→ THE TASK: Give back the data below exactly, with every line kept the same.

Interface dataset entries:
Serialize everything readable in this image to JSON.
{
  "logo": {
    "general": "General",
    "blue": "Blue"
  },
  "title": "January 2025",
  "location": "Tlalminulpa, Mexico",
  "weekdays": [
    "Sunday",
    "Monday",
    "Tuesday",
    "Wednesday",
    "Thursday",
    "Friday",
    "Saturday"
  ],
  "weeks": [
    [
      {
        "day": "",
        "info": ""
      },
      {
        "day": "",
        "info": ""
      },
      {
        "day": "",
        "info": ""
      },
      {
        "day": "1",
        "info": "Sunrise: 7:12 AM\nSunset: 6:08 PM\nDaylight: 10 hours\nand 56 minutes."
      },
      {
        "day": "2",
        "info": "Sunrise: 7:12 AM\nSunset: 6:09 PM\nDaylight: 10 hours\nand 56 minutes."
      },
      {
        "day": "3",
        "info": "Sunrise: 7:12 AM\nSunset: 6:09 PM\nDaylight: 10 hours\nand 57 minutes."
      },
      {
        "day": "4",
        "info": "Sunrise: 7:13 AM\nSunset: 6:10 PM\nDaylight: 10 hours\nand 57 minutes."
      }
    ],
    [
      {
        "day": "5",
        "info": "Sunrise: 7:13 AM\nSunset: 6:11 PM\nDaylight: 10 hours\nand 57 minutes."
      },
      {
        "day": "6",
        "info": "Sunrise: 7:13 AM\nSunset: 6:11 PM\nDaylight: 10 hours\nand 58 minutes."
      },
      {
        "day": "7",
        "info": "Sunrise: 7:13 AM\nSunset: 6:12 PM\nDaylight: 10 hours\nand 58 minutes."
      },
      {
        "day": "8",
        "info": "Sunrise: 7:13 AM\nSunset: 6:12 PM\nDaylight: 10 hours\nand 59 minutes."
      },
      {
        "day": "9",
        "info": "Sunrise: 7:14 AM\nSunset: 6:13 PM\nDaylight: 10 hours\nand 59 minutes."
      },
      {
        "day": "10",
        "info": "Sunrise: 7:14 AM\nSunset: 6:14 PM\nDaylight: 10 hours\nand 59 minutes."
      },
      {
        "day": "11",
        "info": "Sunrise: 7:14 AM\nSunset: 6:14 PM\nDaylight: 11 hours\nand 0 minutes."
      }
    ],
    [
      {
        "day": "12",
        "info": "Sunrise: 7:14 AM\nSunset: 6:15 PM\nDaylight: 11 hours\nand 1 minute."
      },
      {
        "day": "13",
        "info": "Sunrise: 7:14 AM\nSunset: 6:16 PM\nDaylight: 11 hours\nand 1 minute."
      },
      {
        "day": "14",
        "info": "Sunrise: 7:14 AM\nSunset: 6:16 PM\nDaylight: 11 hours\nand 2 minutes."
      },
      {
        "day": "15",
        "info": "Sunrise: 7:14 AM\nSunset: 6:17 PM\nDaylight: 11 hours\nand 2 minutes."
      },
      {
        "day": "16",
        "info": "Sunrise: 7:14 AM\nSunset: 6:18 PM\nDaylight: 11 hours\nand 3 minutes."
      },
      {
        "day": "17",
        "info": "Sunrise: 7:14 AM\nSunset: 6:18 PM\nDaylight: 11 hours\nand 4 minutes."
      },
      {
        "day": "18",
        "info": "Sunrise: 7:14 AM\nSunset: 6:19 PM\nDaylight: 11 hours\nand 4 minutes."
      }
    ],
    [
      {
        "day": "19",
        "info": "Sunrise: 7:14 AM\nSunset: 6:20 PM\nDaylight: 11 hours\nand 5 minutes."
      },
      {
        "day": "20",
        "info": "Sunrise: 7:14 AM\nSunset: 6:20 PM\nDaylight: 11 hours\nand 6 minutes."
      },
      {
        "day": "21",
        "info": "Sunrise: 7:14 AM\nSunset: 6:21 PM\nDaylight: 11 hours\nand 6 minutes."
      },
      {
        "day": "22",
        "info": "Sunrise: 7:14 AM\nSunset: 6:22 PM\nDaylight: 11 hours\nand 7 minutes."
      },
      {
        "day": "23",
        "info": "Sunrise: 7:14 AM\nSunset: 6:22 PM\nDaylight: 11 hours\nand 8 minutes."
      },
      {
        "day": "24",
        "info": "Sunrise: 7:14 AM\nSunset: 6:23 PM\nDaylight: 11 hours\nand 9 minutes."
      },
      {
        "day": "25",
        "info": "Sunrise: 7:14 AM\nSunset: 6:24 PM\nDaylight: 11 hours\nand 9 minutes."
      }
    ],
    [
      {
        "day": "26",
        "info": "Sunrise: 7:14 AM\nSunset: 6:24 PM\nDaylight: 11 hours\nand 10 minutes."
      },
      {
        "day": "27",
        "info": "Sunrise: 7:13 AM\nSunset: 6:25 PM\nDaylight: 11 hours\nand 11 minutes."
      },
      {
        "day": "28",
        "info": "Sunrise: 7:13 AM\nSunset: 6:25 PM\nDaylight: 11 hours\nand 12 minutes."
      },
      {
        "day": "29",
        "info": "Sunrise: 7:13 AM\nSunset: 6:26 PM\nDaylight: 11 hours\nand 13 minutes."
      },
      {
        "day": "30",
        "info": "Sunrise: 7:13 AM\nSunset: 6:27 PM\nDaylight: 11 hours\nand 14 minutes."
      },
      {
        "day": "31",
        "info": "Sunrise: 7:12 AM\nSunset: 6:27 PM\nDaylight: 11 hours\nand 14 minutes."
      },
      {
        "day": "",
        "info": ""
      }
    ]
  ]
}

→ TASK RESPONSE:
Serialize everything readable in this image to JSON.
{
  "logo": {
    "general": "General",
    "blue": "Blue"
  },
  "title": "January 2025",
  "location": "Tlalminulpa, Mexico",
  "weekdays": [
    "Sunday",
    "Monday",
    "Tuesday",
    "Wednesday",
    "Thursday",
    "Friday",
    "Saturday"
  ],
  "weeks": [
    [
      {
        "day": "",
        "info": ""
      },
      {
        "day": "",
        "info": ""
      },
      {
        "day": "",
        "info": ""
      },
      {
        "day": "1",
        "info": "Sunrise: 7:12 AM\nSunset: 6:08 PM\nDaylight: 10 hours\nand 56 minutes."
      },
      {
        "day": "2",
        "info": "Sunrise: 7:12 AM\nSunset: 6:09 PM\nDaylight: 10 hours\nand 56 minutes."
      },
      {
        "day": "3",
        "info": "Sunrise: 7:12 AM\nSunset: 6:09 PM\nDaylight: 10 hours\nand 57 minutes."
      },
      {
        "day": "4",
        "info": "Sunrise: 7:13 AM\nSunset: 6:10 PM\nDaylight: 10 hours\nand 57 minutes."
      }
    ],
    [
      {
        "day": "5",
        "info": "Sunrise: 7:13 AM\nSunset: 6:11 PM\nDaylight: 10 hours\nand 57 minutes."
      },
      {
        "day": "6",
        "info": "Sunrise: 7:13 AM\nSunset: 6:11 PM\nDaylight: 10 hours\nand 58 minutes."
      },
      {
        "day": "7",
        "info": "Sunrise: 7:13 AM\nSunset: 6:12 PM\nDaylight: 10 hours\nand 58 minutes."
      },
      {
        "day": "8",
        "info": "Sunrise: 7:13 AM\nSunset: 6:12 PM\nDaylight: 10 hours\nand 59 minutes."
      },
      {
        "day": "9",
        "info": "Sunrise: 7:14 AM\nSunset: 6:13 PM\nDaylight: 10 hours\nand 59 minutes."
      },
      {
        "day": "10",
        "info": "Sunrise: 7:14 AM\nSunset: 6:14 PM\nDaylight: 10 hours\nand 59 minutes."
      },
      {
        "day": "11",
        "info": "Sunrise: 7:14 AM\nSunset: 6:14 PM\nDaylight: 11 hours\nand 0 minutes."
      }
    ],
    [
      {
        "day": "12",
        "info": "Sunrise: 7:14 AM\nSunset: 6:15 PM\nDaylight: 11 hours\nand 1 minute."
      },
      {
        "day": "13",
        "info": "Sunrise: 7:14 AM\nSunset: 6:16 PM\nDaylight: 11 hours\nand 1 minute."
      },
      {
        "day": "14",
        "info": "Sunrise: 7:14 AM\nSunset: 6:16 PM\nDaylight: 11 hours\nand 2 minutes."
      },
      {
        "day": "15",
        "info": "Sunrise: 7:14 AM\nSunset: 6:17 PM\nDaylight: 11 hours\nand 2 minutes."
      },
      {
        "day": "16",
        "info": "Sunrise: 7:14 AM\nSunset: 6:18 PM\nDaylight: 11 hours\nand 3 minutes."
      },
      {
        "day": "17",
        "info": "Sunrise: 7:14 AM\nSunset: 6:18 PM\nDaylight: 11 hours\nand 4 minutes."
      },
      {
        "day": "18",
        "info": "Sunrise: 7:14 AM\nSunset: 6:19 PM\nDaylight: 11 hours\nand 4 minutes."
      }
    ],
    [
      {
        "day": "19",
        "info": "Sunrise: 7:14 AM\nSunset: 6:20 PM\nDaylight: 11 hours\nand 5 minutes."
      },
      {
        "day": "20",
        "info": "Sunrise: 7:14 AM\nSunset: 6:20 PM\nDaylight: 11 hours\nand 6 minutes."
      },
      {
        "day": "21",
        "info": "Sunrise: 7:14 AM\nSunset: 6:21 PM\nDaylight: 11 hours\nand 6 minutes."
      },
      {
        "day": "22",
        "info": "Sunrise: 7:14 AM\nSunset: 6:22 PM\nDaylight: 11 hours\nand 7 minutes."
      },
      {
        "day": "23",
        "info": "Sunrise: 7:14 AM\nSunset: 6:22 PM\nDaylight: 11 hours\nand 8 minutes."
      },
      {
        "day": "24",
        "info": "Sunrise: 7:14 AM\nSunset: 6:23 PM\nDaylight: 11 hours\nand 9 minutes."
      },
      {
        "day": "25",
        "info": "Sunrise: 7:14 AM\nSunset: 6:24 PM\nDaylight: 11 hours\nand 9 minutes."
      }
    ],
    [
      {
        "day": "26",
        "info": "Sunrise: 7:14 AM\nSunset: 6:24 PM\nDaylight: 11 hours\nand 10 minutes."
      },
      {
        "day": "27",
        "info": "Sunrise: 7:13 AM\nSunset: 6:25 PM\nDaylight: 11 hours\nand 11 minutes."
      },
      {
        "day": "28",
        "info": "Sunrise: 7:13 AM\nSunset: 6:25 PM\nDaylight: 11 hours\nand 12 minutes."
      },
      {
        "day": "29",
        "info": "Sunrise: 7:13 AM\nSunset: 6:26 PM\nDaylight: 11 hours\nand 13 minutes."
      },
      {
        "day": "30",
        "info": "Sunrise: 7:13 AM\nSunset: 6:27 PM\nDaylight: 11 hours\nand 14 minutes."
      },
      {
        "day": "31",
        "info": "Sunrise: 7:12 AM\nSunset: 6:27 PM\nDaylight: 11 hours\nand 14 minutes."
      },
      {
        "day": "",
        "info": ""
      }
    ]
  ]
}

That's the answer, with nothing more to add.